Published July 22, 2010 by University of Texas Press. 423 pages
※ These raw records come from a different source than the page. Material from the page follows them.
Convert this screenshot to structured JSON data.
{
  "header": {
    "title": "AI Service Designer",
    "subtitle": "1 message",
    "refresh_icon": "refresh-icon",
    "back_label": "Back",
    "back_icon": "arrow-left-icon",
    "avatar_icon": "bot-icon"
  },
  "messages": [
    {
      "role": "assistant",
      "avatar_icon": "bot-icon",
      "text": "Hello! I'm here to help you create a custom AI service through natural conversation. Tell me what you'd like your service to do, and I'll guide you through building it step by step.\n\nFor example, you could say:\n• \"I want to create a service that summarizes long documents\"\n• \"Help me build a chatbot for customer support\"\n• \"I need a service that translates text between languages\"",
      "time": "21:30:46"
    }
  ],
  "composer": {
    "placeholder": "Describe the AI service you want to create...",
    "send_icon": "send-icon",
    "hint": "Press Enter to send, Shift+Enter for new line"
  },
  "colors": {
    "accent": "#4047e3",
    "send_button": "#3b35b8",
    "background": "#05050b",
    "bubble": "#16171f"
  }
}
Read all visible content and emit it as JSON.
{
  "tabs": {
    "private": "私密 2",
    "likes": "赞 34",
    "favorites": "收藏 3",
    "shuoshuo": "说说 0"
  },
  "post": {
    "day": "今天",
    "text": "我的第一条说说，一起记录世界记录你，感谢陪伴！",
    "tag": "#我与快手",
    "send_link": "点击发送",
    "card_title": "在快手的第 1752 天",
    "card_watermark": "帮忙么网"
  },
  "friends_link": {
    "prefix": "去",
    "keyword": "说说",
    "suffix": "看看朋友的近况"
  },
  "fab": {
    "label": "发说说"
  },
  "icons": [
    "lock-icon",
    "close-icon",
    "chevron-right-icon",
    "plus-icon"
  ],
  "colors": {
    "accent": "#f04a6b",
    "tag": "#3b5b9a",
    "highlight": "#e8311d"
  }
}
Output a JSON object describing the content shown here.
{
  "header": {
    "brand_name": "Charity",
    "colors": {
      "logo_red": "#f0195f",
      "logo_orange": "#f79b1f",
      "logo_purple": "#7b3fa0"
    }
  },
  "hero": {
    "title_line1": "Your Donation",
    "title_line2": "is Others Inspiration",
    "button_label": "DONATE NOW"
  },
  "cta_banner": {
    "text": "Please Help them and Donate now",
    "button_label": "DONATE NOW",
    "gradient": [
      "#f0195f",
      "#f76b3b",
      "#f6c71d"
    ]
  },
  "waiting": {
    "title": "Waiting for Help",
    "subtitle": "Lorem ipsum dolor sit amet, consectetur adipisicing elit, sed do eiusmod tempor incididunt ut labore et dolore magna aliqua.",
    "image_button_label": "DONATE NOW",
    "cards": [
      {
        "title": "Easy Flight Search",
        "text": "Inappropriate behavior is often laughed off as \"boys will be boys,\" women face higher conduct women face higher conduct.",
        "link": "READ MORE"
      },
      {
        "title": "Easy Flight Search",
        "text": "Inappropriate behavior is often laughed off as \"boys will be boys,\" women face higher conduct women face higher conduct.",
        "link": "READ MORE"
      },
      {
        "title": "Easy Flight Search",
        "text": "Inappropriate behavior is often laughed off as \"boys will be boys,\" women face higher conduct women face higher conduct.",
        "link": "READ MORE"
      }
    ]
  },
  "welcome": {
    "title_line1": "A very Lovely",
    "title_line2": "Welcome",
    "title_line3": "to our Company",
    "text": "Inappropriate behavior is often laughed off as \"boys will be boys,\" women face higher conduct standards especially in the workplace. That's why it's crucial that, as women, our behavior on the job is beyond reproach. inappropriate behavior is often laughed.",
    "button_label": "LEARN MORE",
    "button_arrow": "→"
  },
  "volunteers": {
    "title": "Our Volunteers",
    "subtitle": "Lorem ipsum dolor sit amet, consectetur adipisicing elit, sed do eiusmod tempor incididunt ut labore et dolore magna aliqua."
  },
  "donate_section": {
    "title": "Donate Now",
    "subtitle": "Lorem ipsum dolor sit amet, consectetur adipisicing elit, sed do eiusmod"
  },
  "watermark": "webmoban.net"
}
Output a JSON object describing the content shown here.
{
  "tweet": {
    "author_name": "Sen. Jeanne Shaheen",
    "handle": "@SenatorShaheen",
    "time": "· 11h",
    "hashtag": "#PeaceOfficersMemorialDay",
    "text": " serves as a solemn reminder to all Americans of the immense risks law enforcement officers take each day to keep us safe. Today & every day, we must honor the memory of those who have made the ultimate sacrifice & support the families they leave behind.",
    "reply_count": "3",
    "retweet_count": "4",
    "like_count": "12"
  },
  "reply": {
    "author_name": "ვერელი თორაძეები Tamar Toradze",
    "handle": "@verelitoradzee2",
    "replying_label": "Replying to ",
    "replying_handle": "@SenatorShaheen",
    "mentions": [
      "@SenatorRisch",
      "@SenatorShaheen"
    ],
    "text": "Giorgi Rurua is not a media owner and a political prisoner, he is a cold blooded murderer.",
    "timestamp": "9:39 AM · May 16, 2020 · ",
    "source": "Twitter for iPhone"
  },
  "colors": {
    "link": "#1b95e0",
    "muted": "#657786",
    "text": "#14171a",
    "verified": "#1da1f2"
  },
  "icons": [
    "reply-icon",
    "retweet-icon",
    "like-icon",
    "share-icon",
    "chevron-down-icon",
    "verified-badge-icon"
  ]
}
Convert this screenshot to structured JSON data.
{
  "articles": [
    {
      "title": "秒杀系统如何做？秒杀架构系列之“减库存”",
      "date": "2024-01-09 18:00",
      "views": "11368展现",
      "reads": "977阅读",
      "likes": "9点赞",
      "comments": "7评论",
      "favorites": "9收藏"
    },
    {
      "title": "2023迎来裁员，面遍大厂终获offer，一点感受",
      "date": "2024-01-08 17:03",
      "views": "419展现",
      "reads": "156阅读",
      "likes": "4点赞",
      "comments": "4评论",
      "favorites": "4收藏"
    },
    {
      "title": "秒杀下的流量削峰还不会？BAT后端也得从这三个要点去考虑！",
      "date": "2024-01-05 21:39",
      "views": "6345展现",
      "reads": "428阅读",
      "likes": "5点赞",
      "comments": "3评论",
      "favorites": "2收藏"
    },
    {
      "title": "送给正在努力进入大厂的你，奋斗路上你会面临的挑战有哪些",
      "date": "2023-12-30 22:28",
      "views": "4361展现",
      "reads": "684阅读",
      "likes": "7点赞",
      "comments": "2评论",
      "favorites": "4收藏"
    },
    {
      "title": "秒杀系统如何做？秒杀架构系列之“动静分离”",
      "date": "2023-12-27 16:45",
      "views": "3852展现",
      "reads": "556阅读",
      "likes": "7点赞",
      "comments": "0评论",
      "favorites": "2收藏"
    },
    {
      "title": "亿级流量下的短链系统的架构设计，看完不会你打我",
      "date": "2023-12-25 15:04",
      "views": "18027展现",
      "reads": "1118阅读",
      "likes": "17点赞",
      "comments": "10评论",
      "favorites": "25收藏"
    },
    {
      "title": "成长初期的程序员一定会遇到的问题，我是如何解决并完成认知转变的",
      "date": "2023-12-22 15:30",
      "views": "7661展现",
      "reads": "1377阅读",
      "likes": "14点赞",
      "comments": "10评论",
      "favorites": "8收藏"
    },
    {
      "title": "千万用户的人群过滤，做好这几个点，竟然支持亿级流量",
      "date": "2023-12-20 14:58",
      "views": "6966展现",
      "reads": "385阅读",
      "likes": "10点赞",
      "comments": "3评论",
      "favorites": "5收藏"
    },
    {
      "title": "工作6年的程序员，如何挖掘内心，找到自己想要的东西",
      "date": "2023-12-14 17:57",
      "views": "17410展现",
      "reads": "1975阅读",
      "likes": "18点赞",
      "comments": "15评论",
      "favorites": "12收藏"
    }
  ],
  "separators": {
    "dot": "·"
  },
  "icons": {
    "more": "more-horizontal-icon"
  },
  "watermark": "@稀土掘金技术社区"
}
Genres: Health, Fitness & Dieting, Nature & Wildlife, Science & Math, Professional & Technical, Political & Social Sciences. Non-fiction